chapter
4 Pages

Introduction

In this second part of the book, we propose that it is necessary to understand the kinds of technical code that already exist, and the values embodied in them, before we can propose to democratize them. Another way to say this is that the purpose of this middle part of the book is to deconstruct prevailing types of code, so that we can later reconstruct them in more democratic fashion. In our investigation, we have found that four types of technical code have developed over time-tacit, sumptuary, economic, and sociotechnical. These were briefly defined in the General Introduction, but will be more rigorously defined in the chapters that follow. They are not periodic, which would suggest that the appearance of the second replaces the first, but spatial as well as temporal-types of code appear in different places at different times. They are, then, geo-historical types that have rather porous boundaries. To make matters just a bit more complex, not only do code types develop differently across time and space, but we also categorize them as “ideal types,” by which we mean that they are logical constructs that are coherent in ways that actual human practices rarely are. In the real world, codes are commonly hybridized to fit the messy and ever-changing conditions of the city. This is why we refer to our list of categories as “taxonomic”—a way of classif - ying phenomena that avoids some of the complexity of actual conditions. Our taxonomy is, then, best understood as a heuristic device rather than a scientific fact.
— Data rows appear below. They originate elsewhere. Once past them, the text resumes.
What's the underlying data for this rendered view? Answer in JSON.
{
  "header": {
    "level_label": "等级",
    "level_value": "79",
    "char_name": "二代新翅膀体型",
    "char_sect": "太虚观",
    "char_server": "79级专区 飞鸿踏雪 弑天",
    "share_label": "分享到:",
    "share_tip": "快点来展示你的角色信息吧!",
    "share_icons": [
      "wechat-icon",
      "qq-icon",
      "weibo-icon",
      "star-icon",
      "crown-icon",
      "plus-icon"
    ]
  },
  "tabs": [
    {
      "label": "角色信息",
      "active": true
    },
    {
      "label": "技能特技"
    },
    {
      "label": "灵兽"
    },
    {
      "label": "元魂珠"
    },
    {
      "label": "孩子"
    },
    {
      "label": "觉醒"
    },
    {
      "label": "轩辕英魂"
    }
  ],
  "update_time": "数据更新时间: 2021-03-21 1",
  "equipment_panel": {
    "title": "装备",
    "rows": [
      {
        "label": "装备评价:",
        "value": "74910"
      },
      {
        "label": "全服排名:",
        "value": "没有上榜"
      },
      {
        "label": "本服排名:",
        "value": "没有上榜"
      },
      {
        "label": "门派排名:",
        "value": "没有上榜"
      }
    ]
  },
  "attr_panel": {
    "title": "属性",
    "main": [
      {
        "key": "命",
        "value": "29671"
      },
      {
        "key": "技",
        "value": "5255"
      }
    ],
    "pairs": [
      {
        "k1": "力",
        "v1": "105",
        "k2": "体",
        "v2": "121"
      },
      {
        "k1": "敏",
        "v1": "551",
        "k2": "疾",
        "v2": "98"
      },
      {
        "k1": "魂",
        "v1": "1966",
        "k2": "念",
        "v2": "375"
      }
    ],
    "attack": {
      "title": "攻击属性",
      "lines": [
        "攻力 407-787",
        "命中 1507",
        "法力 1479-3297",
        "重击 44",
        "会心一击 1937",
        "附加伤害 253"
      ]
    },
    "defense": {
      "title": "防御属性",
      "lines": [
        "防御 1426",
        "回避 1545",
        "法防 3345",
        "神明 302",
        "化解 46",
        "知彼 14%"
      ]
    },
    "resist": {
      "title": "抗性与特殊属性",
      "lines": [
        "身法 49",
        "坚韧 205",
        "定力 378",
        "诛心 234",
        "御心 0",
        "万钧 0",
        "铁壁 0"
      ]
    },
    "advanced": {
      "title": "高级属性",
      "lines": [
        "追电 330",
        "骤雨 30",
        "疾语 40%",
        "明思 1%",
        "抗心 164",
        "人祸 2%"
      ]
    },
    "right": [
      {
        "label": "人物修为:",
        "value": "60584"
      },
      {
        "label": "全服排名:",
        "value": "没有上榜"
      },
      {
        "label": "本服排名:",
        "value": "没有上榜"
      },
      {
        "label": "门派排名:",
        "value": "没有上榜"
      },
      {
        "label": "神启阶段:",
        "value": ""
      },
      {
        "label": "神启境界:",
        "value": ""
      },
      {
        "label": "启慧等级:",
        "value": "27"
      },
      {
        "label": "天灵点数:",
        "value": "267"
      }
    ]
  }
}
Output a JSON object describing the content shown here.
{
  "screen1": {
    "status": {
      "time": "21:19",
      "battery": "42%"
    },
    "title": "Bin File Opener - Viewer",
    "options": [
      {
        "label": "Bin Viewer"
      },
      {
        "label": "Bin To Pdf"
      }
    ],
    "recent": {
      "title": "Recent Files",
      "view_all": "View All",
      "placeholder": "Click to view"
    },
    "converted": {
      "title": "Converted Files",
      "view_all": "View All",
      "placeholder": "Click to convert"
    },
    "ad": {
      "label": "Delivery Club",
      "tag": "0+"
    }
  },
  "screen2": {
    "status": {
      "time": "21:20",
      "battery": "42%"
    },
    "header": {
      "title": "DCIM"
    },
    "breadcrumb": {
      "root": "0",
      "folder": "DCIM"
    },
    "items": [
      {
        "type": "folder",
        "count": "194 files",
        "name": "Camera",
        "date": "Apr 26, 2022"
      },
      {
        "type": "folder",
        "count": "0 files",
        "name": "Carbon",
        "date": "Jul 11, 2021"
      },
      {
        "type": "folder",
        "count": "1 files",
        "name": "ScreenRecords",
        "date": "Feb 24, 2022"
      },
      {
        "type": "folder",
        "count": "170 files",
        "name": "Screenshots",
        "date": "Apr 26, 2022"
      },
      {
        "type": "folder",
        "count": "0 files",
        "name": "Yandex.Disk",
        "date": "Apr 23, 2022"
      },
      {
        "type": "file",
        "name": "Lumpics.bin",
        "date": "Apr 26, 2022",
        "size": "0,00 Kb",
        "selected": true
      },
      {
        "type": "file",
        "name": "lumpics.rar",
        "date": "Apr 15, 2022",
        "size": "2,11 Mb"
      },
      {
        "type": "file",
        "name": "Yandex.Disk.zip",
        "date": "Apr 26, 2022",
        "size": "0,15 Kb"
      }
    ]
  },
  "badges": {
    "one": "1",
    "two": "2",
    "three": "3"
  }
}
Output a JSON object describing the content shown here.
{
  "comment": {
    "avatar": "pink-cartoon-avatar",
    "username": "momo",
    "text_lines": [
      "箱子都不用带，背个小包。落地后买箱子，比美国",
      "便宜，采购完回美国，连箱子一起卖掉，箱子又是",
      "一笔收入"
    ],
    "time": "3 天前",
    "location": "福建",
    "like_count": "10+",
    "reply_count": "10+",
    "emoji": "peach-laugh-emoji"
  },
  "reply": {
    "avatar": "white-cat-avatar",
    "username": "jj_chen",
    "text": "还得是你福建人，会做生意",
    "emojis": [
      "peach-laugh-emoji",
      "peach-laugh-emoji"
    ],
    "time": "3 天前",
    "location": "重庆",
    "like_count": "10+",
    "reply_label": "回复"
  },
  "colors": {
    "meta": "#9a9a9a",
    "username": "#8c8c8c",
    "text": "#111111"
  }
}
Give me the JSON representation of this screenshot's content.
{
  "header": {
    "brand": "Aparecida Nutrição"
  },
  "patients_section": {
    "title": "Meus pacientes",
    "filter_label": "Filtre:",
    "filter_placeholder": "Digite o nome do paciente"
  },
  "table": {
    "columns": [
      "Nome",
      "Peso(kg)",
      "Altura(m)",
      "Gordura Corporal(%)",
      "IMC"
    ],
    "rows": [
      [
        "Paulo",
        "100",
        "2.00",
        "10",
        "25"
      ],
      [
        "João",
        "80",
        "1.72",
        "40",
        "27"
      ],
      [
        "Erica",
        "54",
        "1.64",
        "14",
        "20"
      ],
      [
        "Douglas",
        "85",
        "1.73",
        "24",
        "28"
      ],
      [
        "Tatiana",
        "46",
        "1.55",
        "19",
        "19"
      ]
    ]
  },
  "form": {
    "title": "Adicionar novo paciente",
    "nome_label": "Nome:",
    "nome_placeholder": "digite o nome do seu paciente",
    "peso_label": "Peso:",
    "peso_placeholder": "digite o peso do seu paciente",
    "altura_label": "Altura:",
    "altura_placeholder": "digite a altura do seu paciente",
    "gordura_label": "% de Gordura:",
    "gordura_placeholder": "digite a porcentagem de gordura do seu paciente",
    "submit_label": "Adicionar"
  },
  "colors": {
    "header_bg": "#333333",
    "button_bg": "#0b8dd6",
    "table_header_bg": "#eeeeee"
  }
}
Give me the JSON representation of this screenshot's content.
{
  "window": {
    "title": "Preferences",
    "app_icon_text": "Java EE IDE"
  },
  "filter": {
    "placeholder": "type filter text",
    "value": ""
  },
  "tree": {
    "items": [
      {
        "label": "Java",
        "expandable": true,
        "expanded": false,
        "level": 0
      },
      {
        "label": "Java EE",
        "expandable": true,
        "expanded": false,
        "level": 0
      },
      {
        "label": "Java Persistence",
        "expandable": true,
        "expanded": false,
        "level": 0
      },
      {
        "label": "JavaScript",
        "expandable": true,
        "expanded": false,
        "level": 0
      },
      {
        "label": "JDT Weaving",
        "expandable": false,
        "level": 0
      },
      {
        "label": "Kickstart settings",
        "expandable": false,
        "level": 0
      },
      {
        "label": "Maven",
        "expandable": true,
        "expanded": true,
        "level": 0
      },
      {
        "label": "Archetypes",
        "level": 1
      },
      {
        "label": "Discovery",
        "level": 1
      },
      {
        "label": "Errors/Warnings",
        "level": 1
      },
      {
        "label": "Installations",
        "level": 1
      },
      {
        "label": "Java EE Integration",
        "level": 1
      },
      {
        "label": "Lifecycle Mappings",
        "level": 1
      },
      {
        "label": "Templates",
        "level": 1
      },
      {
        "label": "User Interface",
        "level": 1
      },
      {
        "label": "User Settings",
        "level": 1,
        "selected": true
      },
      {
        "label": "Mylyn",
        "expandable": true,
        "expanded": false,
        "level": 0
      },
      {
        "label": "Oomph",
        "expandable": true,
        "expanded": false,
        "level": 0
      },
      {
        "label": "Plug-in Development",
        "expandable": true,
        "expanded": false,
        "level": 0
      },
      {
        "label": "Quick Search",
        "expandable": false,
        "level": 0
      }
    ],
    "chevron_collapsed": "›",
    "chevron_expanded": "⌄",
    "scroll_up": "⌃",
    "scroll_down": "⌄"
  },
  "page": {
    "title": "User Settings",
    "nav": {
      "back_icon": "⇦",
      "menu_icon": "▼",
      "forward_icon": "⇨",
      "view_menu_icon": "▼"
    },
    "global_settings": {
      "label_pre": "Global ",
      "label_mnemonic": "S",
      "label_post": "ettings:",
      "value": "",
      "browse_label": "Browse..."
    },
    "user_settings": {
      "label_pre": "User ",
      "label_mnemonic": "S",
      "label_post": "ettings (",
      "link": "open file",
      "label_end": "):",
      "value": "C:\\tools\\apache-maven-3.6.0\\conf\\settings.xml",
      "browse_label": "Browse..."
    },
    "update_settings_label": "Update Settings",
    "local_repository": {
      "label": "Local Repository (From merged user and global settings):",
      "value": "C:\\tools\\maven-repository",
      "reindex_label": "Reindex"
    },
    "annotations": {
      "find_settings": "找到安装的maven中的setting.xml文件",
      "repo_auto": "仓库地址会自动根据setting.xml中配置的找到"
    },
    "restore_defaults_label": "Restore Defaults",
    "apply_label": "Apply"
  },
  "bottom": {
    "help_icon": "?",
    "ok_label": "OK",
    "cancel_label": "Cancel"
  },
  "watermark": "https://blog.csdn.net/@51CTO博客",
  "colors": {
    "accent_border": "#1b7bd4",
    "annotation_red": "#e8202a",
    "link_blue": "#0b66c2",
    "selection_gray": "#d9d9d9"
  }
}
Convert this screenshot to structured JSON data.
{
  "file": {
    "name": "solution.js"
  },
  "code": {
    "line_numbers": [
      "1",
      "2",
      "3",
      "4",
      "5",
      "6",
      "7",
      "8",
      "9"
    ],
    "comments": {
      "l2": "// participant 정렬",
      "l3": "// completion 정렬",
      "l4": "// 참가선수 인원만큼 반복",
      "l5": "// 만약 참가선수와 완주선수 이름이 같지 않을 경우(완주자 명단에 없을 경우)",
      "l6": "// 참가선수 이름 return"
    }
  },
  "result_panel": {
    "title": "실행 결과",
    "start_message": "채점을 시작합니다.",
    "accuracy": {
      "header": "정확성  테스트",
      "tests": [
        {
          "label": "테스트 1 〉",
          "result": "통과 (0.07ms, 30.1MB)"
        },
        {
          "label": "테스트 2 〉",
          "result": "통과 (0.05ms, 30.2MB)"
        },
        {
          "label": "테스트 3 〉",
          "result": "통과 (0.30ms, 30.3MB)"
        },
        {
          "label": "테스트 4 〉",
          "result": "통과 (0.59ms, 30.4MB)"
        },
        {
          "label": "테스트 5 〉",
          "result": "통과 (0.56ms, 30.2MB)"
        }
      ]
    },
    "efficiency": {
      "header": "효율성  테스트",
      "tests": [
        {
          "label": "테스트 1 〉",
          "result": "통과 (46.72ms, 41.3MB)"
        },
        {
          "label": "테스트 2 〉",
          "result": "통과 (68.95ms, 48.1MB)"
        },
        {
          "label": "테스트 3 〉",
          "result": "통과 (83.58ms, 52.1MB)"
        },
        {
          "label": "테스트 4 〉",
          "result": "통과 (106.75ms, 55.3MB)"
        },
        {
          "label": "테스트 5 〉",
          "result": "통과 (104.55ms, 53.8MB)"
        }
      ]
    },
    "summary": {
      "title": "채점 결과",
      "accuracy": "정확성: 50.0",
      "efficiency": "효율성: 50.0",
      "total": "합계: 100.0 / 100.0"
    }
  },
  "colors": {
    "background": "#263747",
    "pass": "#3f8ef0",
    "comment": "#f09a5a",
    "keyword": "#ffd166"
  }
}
Coming to grips with the constant change or evolution of cities also suggests that societies continue to develop various new strategies of codemaking to articulate and enforce evolving social values.